A few weeks back, Viz Media released a new anime streaming app for the PS3 named Neon Alley. Unlike its competitors on the system, such as Hulu, Netflix, or more directly CrunchyRoll, Neon Alley takes a different approach to streaming media: it acts like a traditional television channel, with content streaming 24/7.
There are, of course, some benefits and negatives about this. For those interested, you can automatically get a free week trial of the service just by downloading the small 15MB client. The question is, is it worth subscribing to in the long-term for $6.99 a month? Read below for our perspective!
Neon Alley is almost in its own super-niche category. It caters specifically to anime lovers with some sprinklings of kung-fu between, and also doesn’t allow you to specifically choose what you want to watch, rather abiding to a programming schedule. Thankfully, this specific targeting doesn’t hurt the app at all, and it’s actually put together nicely.
The shows are all uncut and uncensored—as you’ll find out when you first start the app up, and it makes sure you know it’s intended or adult audiences. This is great news for fans of anime, as various cuts have wiggled their way into many of our favorite series. On the flip side, every single show has English dubs, which could be a problem for some super-serious subtitle lovers. Most people shouldn’t have a problem with that, though.
I can see a lot of people shrugging Neon Alley off because they’re used to the “on-demand” nature of other programs and the internet, but it had the opposite effect on me. For one, I have a huge problem when going to select something to watch on apps like Netflix. I usually spend more time trying to find something to watch than actually viewing a show! Neon Alley takes care of that by broadcasting a set schedule—and you never have to worry about quality control, because everything they air is pretty highly regarded.
Just being able to tune in like a normal TV channel is such a cool feeling, and though you may miss being able to select your show of choice, a whole new realm of benefits are awaiting you. For one, you might get introduced to a great new show or movie you otherwise wouldn’t have bothered watching. Another benefit is how the programming can be structured: a marathon of Death Note or Inuyasha out of the blue could be a lot of fun just sitting back and enjoying.
Of course, if you’ve seen most of the catalog on offer, you might feel a little bit apprehensive of subscribing, understandably. Thankfully, new shows will continue to be added, and content that Viz finds appropriate for their demographic is always being considered. On the flip side, if you ever miss out on an episode of the show you’re currently hooked on, there’s a good chance they’ll re-air it on another block in the schedule, since it goes all day and night.
One thing you might not be expecting? Commercials. However, they’re not as bad as you think—they often show off what’s airing next, a schedule of premieres, or movies and such that are airing soon. There is some actual advertising, though, so be warned, though I wouldn’t ever call it intrusive, as it kind of fits the flow of the channel and always targets anime fans.
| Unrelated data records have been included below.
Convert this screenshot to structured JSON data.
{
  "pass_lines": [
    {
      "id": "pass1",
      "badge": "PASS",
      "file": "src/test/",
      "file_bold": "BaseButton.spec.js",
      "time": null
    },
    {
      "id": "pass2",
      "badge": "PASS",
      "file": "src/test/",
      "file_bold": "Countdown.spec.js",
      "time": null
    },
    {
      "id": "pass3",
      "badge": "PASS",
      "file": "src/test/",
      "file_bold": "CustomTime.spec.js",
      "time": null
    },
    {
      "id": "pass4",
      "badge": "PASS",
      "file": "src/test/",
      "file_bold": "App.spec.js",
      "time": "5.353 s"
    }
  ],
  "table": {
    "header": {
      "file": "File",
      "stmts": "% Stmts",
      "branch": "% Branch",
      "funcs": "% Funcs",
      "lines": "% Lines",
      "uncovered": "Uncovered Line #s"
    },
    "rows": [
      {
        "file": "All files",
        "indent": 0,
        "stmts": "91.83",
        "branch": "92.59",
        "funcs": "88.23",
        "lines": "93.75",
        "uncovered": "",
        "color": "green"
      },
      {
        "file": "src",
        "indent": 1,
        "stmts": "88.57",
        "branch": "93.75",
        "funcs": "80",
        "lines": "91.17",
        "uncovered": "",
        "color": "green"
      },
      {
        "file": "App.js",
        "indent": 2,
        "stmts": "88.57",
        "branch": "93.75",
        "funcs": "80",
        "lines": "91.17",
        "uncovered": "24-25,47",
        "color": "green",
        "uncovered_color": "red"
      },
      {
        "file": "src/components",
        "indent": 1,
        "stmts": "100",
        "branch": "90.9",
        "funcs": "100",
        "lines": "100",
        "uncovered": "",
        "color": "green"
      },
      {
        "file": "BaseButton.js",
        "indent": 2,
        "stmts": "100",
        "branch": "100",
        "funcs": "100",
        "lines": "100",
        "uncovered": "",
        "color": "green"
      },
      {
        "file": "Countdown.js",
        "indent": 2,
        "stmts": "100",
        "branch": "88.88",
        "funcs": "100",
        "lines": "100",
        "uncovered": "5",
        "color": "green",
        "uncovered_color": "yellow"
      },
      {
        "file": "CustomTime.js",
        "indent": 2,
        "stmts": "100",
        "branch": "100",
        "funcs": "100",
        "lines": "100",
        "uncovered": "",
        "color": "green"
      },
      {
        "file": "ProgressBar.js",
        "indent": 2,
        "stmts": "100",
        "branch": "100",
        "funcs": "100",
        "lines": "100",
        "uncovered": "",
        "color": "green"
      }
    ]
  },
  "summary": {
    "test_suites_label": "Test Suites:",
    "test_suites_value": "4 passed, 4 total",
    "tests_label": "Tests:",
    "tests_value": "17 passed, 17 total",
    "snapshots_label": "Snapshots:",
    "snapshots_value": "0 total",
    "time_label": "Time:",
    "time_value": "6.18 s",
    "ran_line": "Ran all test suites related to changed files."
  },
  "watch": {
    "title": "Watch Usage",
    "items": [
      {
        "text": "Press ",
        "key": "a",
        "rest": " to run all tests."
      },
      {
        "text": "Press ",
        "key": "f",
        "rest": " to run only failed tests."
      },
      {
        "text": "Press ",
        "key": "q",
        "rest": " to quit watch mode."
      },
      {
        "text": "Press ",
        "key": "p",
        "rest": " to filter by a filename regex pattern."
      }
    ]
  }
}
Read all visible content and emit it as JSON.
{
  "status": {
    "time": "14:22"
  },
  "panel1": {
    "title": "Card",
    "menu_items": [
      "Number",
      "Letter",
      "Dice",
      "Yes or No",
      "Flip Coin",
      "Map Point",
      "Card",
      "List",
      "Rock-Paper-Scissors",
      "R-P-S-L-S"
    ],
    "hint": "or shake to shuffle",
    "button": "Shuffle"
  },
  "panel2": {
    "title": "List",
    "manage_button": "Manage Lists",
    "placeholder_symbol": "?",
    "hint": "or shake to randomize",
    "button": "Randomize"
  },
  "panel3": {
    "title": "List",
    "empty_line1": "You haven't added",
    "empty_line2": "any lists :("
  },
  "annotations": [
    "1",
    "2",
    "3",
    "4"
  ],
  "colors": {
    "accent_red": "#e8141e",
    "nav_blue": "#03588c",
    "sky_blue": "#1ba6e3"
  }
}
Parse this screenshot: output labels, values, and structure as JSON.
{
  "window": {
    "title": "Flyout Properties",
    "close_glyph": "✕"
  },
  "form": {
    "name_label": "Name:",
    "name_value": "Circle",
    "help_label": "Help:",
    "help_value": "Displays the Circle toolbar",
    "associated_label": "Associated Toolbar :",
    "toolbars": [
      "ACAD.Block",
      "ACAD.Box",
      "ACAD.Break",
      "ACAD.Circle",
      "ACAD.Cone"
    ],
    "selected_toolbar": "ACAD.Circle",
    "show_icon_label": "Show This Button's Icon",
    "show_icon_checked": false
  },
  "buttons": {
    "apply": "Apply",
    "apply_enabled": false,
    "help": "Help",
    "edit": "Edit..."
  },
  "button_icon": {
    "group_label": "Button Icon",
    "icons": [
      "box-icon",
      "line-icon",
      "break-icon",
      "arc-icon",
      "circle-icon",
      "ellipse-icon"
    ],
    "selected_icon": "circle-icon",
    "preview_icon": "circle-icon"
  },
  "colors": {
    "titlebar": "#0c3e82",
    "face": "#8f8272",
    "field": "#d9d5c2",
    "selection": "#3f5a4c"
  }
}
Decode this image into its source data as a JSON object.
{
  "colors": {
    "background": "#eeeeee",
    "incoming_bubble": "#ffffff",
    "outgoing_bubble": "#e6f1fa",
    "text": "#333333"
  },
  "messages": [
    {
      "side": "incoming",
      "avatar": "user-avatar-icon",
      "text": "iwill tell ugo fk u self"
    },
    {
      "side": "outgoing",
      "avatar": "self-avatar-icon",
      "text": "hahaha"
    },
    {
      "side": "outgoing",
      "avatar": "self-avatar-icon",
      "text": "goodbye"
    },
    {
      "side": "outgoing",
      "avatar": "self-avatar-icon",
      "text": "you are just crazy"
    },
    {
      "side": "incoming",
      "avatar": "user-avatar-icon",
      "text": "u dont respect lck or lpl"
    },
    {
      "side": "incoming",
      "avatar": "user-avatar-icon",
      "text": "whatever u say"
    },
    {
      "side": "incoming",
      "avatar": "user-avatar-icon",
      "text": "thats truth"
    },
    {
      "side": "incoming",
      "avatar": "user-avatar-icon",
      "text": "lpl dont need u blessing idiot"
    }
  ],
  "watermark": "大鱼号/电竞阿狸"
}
Another thing that may be annoying is the difference in broadcasting quality. Sometimes shows would be in HD, but others would be standard definition. It’s kind of negligible in my opinion, since animation always looks sharp enough for me, but some could be upset by this.
Being run by Viz Media, you’d assume that only content from their library will be available, but this isn’t the case—the company will be airing other distributor’s material and is actively signing more shows and programming, as we found out in an exclusive interview earlier this month. This aids the feeling of the channel, with new stuff constantly cycling through, and is good news in case you ever finally see all the stuff they currently offer.
The app itself is fairly bareboned. It basically is just a one-off stream, with the only possible action being able to check the schedule by hitting square. If you think about it, though, what else does it need to do? It loads nearly instantly, and shows are constantly running for you to enjoy. I’ve heard rumors of the broadcast stuttering or freezing, but that hasn’t happened for me, even on a super-slow internet connection. If you don’t feel like checking the app for the schedule, you can always hit Neon Alley’s website instead.
If you’re not in the good old United States or don’t have a PS3, you’ll be waiting to hear if you can use this app, but it shouldn’t be penalized for these things. If you’re a fan of anime I don’t see why you shouldn’t give this application a try. Neon Alley might have a few potential flaws as I noted above, but I also pointed out a lot of good—and it’s got plenty of room to grow.
Neon Alley is charming enough on its own, trying something different and acting as a compliment to other, similar apps, rather than a competitor. I would love to see it work on my PC (or my Vita for some stealthy night-time anime), but it works great like it is on the PS3. Why not take advantage of that free week trial? You might like what you find!
- Neon Alley Lights Up PSN Next Week